- TRY IT
Using only the records, tally the lines with "ипотеку" in them and state that total by itself.

Start of DATA SUPPLIED

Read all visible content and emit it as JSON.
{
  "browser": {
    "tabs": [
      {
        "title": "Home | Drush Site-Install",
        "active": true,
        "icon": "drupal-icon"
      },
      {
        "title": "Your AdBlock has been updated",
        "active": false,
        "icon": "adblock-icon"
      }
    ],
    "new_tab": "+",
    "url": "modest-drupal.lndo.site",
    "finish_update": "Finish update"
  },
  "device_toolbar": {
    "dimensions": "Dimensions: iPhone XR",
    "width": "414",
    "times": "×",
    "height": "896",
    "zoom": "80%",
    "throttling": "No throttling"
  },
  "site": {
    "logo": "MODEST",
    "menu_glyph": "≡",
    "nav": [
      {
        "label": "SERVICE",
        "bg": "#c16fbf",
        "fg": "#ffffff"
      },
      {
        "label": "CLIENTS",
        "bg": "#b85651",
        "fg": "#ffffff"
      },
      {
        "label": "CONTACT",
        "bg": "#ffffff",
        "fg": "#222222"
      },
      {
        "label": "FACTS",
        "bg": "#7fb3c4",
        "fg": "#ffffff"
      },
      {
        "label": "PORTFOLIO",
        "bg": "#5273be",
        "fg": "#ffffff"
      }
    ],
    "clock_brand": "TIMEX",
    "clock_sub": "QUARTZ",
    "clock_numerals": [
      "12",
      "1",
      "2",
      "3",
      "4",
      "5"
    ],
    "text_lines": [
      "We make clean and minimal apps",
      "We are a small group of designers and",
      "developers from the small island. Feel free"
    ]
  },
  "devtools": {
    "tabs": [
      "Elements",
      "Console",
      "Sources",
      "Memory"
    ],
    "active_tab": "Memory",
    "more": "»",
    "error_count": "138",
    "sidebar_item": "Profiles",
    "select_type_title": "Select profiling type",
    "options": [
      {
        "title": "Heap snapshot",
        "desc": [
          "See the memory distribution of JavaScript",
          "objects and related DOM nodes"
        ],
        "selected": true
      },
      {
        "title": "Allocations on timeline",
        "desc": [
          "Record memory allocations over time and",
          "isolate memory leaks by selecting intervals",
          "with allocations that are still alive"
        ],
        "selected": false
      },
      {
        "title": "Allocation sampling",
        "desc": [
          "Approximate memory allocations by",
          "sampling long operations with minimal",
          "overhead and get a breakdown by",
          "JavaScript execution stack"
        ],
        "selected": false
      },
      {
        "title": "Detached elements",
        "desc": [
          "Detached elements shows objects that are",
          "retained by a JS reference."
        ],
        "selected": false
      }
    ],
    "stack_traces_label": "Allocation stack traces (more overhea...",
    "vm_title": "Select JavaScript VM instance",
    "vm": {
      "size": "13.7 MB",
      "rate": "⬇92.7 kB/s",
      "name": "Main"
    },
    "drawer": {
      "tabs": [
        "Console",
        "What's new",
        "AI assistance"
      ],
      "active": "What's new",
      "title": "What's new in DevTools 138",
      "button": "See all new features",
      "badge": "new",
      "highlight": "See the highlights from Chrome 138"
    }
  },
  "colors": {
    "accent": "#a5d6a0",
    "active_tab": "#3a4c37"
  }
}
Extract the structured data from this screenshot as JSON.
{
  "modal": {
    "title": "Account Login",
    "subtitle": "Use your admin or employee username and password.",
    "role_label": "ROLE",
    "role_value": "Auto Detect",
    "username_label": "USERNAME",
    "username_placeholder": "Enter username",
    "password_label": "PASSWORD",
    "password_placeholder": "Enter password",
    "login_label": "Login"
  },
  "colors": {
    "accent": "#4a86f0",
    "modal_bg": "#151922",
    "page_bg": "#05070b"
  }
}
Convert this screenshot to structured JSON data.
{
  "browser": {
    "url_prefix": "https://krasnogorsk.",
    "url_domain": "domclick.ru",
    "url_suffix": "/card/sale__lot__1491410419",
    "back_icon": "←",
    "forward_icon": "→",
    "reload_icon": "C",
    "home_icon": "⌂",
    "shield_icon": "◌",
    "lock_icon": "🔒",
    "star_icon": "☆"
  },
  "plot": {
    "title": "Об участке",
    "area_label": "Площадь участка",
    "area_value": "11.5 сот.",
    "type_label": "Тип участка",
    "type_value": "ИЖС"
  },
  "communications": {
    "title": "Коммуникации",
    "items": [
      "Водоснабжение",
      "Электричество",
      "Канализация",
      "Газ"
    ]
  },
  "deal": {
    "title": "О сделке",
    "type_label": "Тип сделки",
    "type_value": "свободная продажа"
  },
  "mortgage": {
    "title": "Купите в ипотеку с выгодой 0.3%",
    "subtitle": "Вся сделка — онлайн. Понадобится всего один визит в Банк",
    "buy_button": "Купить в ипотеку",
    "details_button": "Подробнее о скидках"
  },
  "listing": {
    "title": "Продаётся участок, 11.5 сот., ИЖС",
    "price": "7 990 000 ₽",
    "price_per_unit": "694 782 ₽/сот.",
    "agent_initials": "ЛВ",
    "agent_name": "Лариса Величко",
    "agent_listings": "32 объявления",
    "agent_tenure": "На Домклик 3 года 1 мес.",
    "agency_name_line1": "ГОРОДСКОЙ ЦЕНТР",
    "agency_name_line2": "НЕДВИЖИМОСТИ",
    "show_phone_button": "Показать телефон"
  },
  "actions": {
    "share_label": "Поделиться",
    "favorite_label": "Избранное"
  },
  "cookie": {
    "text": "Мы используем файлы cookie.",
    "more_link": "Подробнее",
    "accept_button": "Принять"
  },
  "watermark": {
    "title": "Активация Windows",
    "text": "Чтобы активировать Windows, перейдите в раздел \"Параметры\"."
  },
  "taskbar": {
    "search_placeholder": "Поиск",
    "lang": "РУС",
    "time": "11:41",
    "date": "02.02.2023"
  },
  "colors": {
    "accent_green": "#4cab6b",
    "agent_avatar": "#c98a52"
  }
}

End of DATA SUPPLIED

- ANSWER SPACE
2